A couple of warnings about PhotoScape — first of all, CTRL-Z is your best friend. You can’t move the box after it has been drawn, so if you put it in the wrong place, you have to undo it and do it again. Secondly, if the opacity level is off, you also have to undo. My suggestion is to draw boxes until you get the opacity level right, and then focus on getting it in the right location.
Once the box was drawn, I was ready to add the text. Again, this was pretty simple — I just chose the “Text” button (also in the”Object” tab). This brought up a text window where I could enter my text and play with font faces, size, opacity, shadow, etc. Since I wanted the title and author to be two different sizes, I did this step twice. The first time I took care of the title and got it the way I wanted in a larger font size. (Note that the font size in the text window only goes up to 100-point. Once you have the text box on the screen, you can drag the text box to make it even larger.)
Once I got that, I created another text box, added the author information, and set the font size smaller. I moved the individual text boxes around on the screen until they were right where I wanted them.
The cover still looked a little plain to me, though; almost as if someone had just plastered a sticker over it with the title and author information. What to do?
I decided to dress it up a little bit with a couple of flourishes above and below the text. Back to the Google/Bing search. I searched for “flourishes”, “curlicues”, “text art”, and anything else I could think of.
One of the challenges was size. Remember, this book cover was 1600 x 2560 pixels, so the flourishes would have to be large, too. It’s easy to find flourishes/curlicues that are about 150-200 pixels wide, but they look horrible once you blow them up. You have to find one that’s about 500-750 and shrink it down.
The other challenge was opacity. I either had to find GIFs or PNGs, or I had to find JPGs with a solid background color that I could convert.
After a while of searching I found one that would work. I also created a copy that was mirror image so the flourishes would be symmetrical.
Once I had my flourishes, I used the “Photo” button on the “Objects” tab to insert them into the image. Since my originals were GIFs, there were some areas right around the flourish that weren’t transparent and caused a bright white edge to appear around the flourish. I played with the opacity a bit to remove these harsher edges.
All I had to do was to take it back into FotoSketcher and add a canvas texture to it. Even though I was happy with the semi-transparent box, it still looked pasted on. I wanted the whole thing to look like a work of art.
I exported the whole thing as a PNG file from PhotoScape and opened the image up in FotoSketcher.
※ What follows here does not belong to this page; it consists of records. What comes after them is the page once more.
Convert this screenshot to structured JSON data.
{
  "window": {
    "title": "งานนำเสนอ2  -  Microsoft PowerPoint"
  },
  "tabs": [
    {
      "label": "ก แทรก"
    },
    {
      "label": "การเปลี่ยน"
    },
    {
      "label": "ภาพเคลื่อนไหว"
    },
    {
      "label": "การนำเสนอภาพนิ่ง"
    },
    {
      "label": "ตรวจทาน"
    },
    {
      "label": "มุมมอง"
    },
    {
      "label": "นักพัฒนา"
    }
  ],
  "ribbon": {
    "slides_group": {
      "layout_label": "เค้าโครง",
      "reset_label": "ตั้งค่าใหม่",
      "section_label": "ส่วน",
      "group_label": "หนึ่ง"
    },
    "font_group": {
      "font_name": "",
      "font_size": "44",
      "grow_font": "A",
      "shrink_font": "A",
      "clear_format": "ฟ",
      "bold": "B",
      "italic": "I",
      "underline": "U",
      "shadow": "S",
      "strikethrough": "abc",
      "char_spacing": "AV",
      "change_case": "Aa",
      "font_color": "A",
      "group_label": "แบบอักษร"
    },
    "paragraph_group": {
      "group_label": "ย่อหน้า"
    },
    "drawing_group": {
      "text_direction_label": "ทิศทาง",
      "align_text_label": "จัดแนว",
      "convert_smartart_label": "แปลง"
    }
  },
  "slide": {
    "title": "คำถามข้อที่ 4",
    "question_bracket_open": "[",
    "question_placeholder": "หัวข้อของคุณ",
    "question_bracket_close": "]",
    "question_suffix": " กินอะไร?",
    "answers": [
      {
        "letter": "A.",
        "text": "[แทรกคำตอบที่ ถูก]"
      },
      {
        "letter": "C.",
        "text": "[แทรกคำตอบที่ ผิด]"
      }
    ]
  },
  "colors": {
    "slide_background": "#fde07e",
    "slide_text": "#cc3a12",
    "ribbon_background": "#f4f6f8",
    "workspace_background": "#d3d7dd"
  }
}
I chose “Frame, Texture, and Text Only” from the “Drawing Style” menu. Because I had originally used the “Oil Pastel Sketch (color)” option, I chose “Strong Texture” to make the final image look more like a painting.
(To fully appreciate the difference the canvas texture makes, be sure to click on the two previous images and compare them. And yes, I am aware that the flourishes are different on this image than on the previous image. Laziness has its drawbacks.)
And that was it. I had my final cover. I was ready to upload my eBook to SmashWords.
Next: Formatting, formatting, and (wait for it)… MORE formatting!